**Task directions**
Work out how many lines in the data below include "logo", then reply with that number only.

**Data excerpts**
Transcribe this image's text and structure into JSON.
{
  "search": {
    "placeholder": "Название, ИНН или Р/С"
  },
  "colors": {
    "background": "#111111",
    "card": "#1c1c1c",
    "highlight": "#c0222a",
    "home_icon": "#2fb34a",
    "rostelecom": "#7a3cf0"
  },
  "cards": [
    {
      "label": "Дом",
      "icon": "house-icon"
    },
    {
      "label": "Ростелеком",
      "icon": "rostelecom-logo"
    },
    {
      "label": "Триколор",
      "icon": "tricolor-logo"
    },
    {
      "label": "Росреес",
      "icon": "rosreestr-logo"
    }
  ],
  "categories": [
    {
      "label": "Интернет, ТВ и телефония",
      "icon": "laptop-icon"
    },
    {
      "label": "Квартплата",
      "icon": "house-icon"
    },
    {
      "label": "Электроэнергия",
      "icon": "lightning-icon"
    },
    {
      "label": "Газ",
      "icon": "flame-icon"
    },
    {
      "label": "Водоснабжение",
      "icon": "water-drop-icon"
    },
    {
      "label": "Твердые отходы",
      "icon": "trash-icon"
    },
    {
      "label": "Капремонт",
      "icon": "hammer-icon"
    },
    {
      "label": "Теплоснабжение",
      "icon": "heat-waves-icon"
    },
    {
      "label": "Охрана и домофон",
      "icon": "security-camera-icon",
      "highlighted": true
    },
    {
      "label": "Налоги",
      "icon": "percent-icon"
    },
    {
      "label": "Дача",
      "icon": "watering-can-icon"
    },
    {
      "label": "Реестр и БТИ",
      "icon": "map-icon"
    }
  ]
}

**Response to the exercise**
3